* **Exercise prompt**: Pick each line containing "size" out of the records.
╭─ Information
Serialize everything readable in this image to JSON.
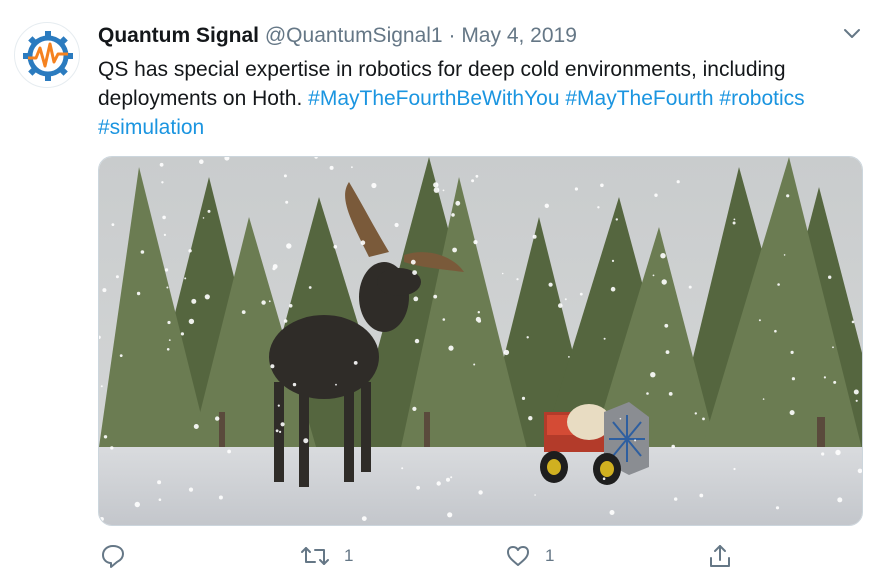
{
  "tweet": {
    "display_name": "Quantum Signal",
    "handle": "@QuantumSignal1",
    "separator": "·",
    "date": "May 4, 2019",
    "text_plain": "QS has special expertise in robotics for deep cold environments, including deployments on Hoth.",
    "hashtags": [
      "#MayTheFourthBeWithYou",
      "#MayTheFourth",
      "#robotics",
      "#simulation"
    ]
  },
  "actions": {
    "reply": {
      "icon": "reply-icon",
      "count": ""
    },
    "retweet": {
      "icon": "retweet-icon",
      "count": "1"
    },
    "like": {
      "icon": "heart-icon",
      "count": "1"
    },
    "share": {
      "icon": "share-icon",
      "count": ""
    }
  },
  "colors": {
    "link": "#1b95e0",
    "secondary_text": "#657786",
    "primary_text": "#14171a",
    "logo_orange": "#f5821f",
    "logo_blue": "#2b7bbf"
  },
  "media": {
    "description_icon": "image"
  }
}
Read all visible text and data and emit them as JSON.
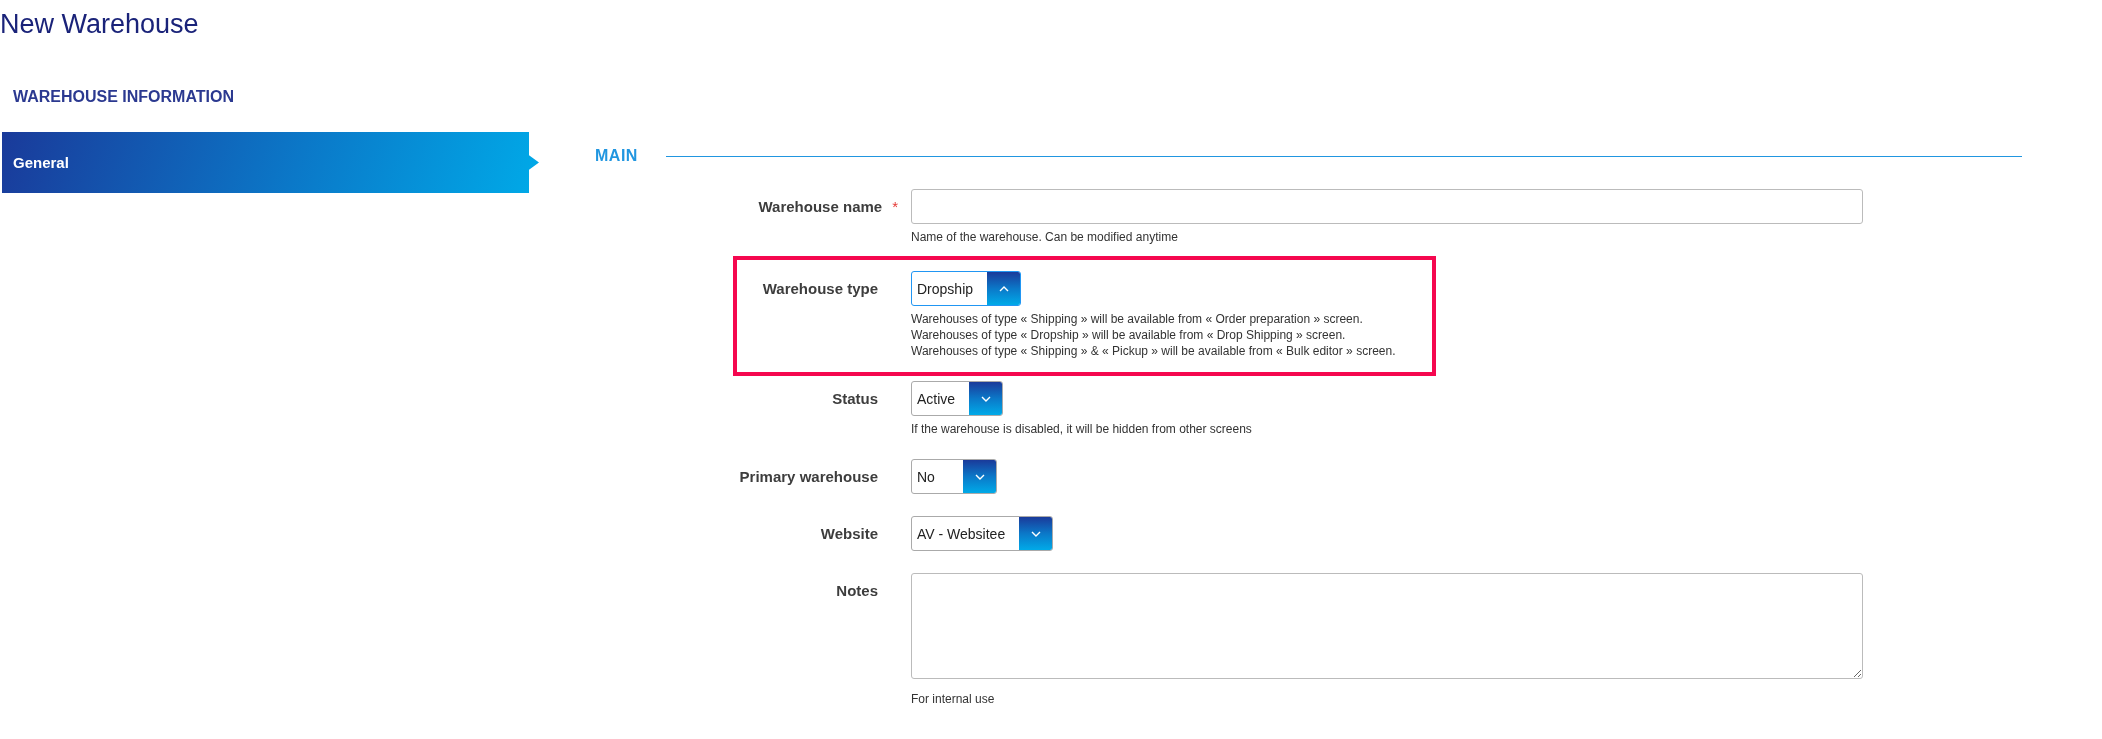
{
  "page": {
    "title": "New Warehouse"
  },
  "sidebar": {
    "heading": "WAREHOUSE INFORMATION",
    "items": [
      {
        "label": "General",
        "selected": true
      }
    ]
  },
  "section": {
    "title": "MAIN"
  },
  "fields": [
    {
      "kind": "text",
      "label": "Warehouse name",
      "required_mark": "*",
      "help": [
        "Name of the warehouse. Can be modified anytime"
      ]
    },
    {
      "kind": "select",
      "label": "Warehouse type",
      "value": "Dropship",
      "expanded": true,
      "highlighted": true,
      "help": [
        "Warehouses of type « Shipping » will be available from « Order preparation » screen.",
        "Warehouses of type « Dropship » will be available from « Drop Shipping » screen.",
        "Warehouses of type « Shipping » & « Pickup » will be available from « Bulk editor » screen."
      ]
    },
    {
      "kind": "select",
      "label": "Status",
      "value": "Active",
      "expanded": false,
      "help": [
        "If the warehouse is disabled, it will be hidden from other screens"
      ]
    },
    {
      "kind": "select",
      "label": "Primary warehouse",
      "value": "No",
      "expanded": false
    },
    {
      "kind": "select",
      "label": "Website",
      "value": "AV - Websitee",
      "expanded": false
    },
    {
      "kind": "textarea",
      "label": "Notes",
      "help": [
        "For internal use"
      ]
    }
  ]
}
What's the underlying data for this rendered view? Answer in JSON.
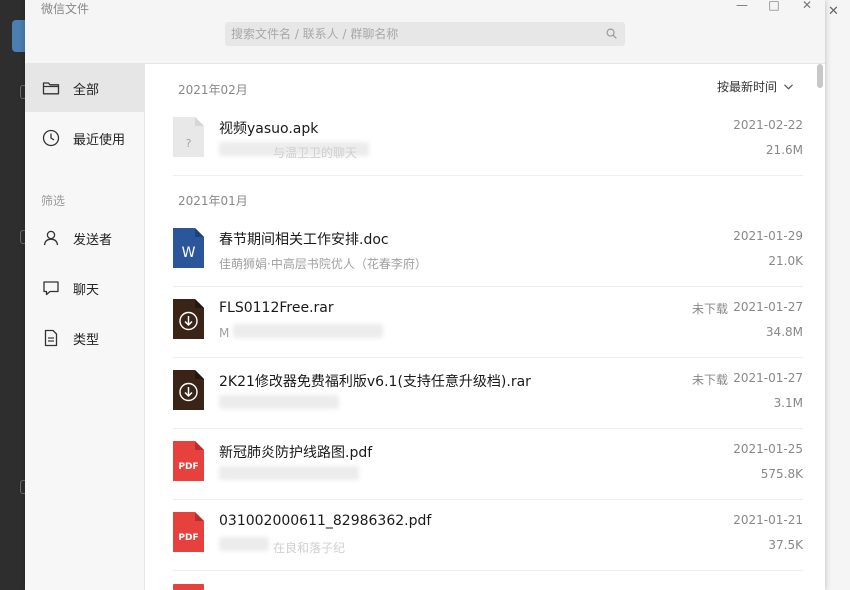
{
  "window": {
    "title": "微信文件",
    "search_placeholder": "搜索文件名 / 联系人 / 群聊名称",
    "minimize_symbol": "—",
    "maximize_symbol": "□",
    "close_symbol": "✕"
  },
  "background": {
    "close_symbol": "✕"
  },
  "sidebar": {
    "items": [
      {
        "label": "全部",
        "icon": "folder-icon"
      },
      {
        "label": "最近使用",
        "icon": "clock-icon"
      }
    ],
    "filter_label": "筛选",
    "filter_items": [
      {
        "label": "发送者",
        "icon": "person-icon"
      },
      {
        "label": "聊天",
        "icon": "chat-icon"
      },
      {
        "label": "类型",
        "icon": "document-icon"
      }
    ]
  },
  "content": {
    "sort_label": "按最新时间",
    "groups": [
      {
        "month": "2021年02月"
      },
      {
        "month": "2021年01月"
      }
    ],
    "files": [
      {
        "name": "视频yasuo.apk",
        "subtitle": "与温卫卫的聊天",
        "date": "2021-02-22",
        "size": "21.6M",
        "status": "",
        "type": "unknown",
        "type_glyph": "?"
      },
      {
        "name": "春节期间相关工作安排.doc",
        "subtitle": "佳萌狮娟·中高层书院优人（花春李府）",
        "date": "2021-01-29",
        "size": "21.0K",
        "status": "",
        "type": "word",
        "type_glyph": "W"
      },
      {
        "name": "FLS0112Free.rar",
        "subtitle": "M",
        "date": "2021-01-27",
        "size": "34.8M",
        "status": "未下载",
        "type": "archive"
      },
      {
        "name": "2K21修改器免费福利版v6.1(支持任意升级档).rar",
        "subtitle": "",
        "date": "2021-01-27",
        "size": "3.1M",
        "status": "未下载",
        "type": "archive"
      },
      {
        "name": "新冠肺炎防护线路图.pdf",
        "subtitle": "",
        "date": "2021-01-25",
        "size": "575.8K",
        "status": "",
        "type": "pdf",
        "type_glyph": "PDF"
      },
      {
        "name": "031002000611_82986362.pdf",
        "subtitle": "在良和落子纪",
        "date": "2021-01-21",
        "size": "37.5K",
        "status": "",
        "type": "pdf",
        "type_glyph": "PDF"
      }
    ]
  },
  "colors": {
    "word": "#2b579a",
    "archive": "#3a2418",
    "pdf": "#e6413d",
    "unknown": "#e8e8e8"
  }
}
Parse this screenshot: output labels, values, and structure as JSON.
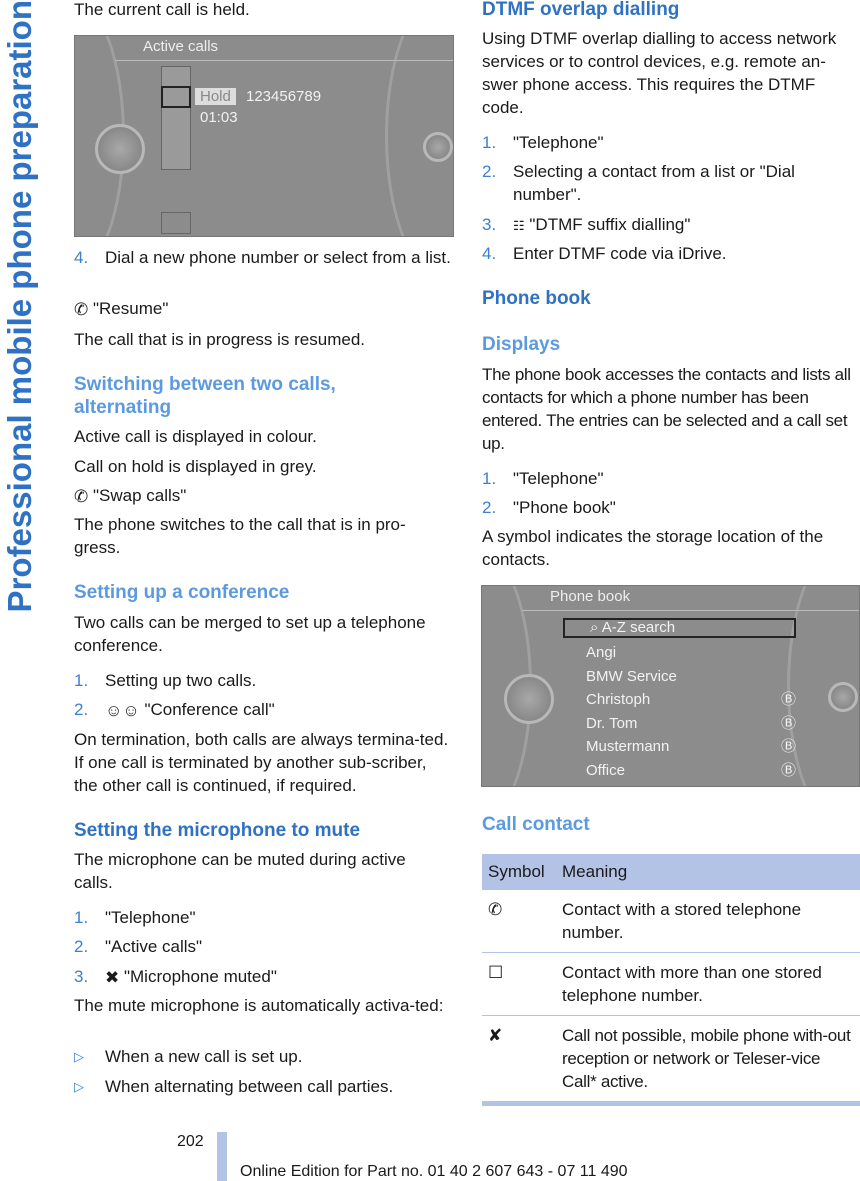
{
  "sidebar": {
    "title": "Professional mobile phone preparation"
  },
  "left": {
    "p_held": "The current call is held.",
    "screen1": {
      "title": "Active calls",
      "hold": "Hold",
      "number": "123456789",
      "time": "01:03"
    },
    "step4": {
      "n": "4.",
      "text": "Dial a new phone number or select from a list."
    },
    "resume": "\"Resume\"",
    "resume_desc": "The call that is in progress is resumed.",
    "h_switch": "Switching between two calls, alternating",
    "p_colour": "Active call is displayed in colour.",
    "p_grey": "Call on hold is displayed in grey.",
    "swap": "\"Swap calls\"",
    "swap_desc": "The phone switches to the call that is in pro-gress.",
    "h_conf": "Setting up a conference",
    "conf_desc": "Two calls can be merged to set up a telephone conference.",
    "conf_steps": [
      {
        "n": "1.",
        "text": "Setting up two calls."
      },
      {
        "n": "2.",
        "text": "\"Conference call\""
      }
    ],
    "conf_term": "On termination, both calls are always termina-ted. If one call is terminated by another sub-scriber, the other call is continued, if required.",
    "h_mute": "Setting the microphone to mute",
    "mute_desc": "The microphone can be muted during active calls.",
    "mute_steps": [
      {
        "n": "1.",
        "text": "\"Telephone\""
      },
      {
        "n": "2.",
        "text": "\"Active calls\""
      },
      {
        "n": "3.",
        "text": "\"Microphone muted\""
      }
    ],
    "mute_auto": "The mute microphone is automatically activa-ted:",
    "bullets": [
      "When a new call is set up.",
      "When alternating between call parties."
    ]
  },
  "right": {
    "h_dtmf": "DTMF overlap dialling",
    "dtmf_desc": "Using DTMF overlap dialling to access network services or to control devices, e.g. remote an-swer phone access. This requires the DTMF code.",
    "dtmf_steps": [
      {
        "n": "1.",
        "text": "\"Telephone\""
      },
      {
        "n": "2.",
        "text": "Selecting a contact from a list or \"Dial number\"."
      },
      {
        "n": "3.",
        "text": "\"DTMF suffix dialling\""
      },
      {
        "n": "4.",
        "text": "Enter DTMF code via iDrive."
      }
    ],
    "h_pb": "Phone book",
    "h_disp": "Displays",
    "disp_desc": "The phone book accesses the contacts and lists all contacts for which a phone number has been entered. The entries can be selected and a call set up.",
    "pb_steps": [
      {
        "n": "1.",
        "text": "\"Telephone\""
      },
      {
        "n": "2.",
        "text": "\"Phone book\""
      }
    ],
    "symbol_desc": "A symbol indicates the storage location of the contacts.",
    "screen2": {
      "title": "Phone book",
      "search": "A-Z search",
      "contacts": [
        {
          "name": "Angi",
          "bt": false
        },
        {
          "name": "BMW Service",
          "bt": false
        },
        {
          "name": "Christoph",
          "bt": true
        },
        {
          "name": "Dr. Tom",
          "bt": true
        },
        {
          "name": "Mustermann",
          "bt": true
        },
        {
          "name": "Office",
          "bt": true
        }
      ]
    },
    "h_cc": "Call contact",
    "table": {
      "headers": [
        "Symbol",
        "Meaning"
      ],
      "rows": [
        {
          "icon": "phone-icon",
          "text": "Contact with a stored telephone number."
        },
        {
          "icon": "multiple-numbers-icon",
          "text": "Contact with more than one stored telephone number."
        },
        {
          "icon": "no-call-icon",
          "text": "Call not possible, mobile phone with-out reception or network or Teleser-vice Call* active."
        }
      ]
    }
  },
  "footer": {
    "page": "202",
    "edition": "Online Edition for Part no. 01 40 2 607 643 - 07 11 490"
  },
  "colors": {
    "heading": "#2f72c4",
    "subheading": "#5c9ae0",
    "accent_bar": "#b3c3e5"
  }
}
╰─
* **Result**:
        "size": "21.6M",
        "size": "21.0K",
        "size": "34.8M",
        "size": "3.1M",
        "size": "575.8K",
        "size": "37.5K",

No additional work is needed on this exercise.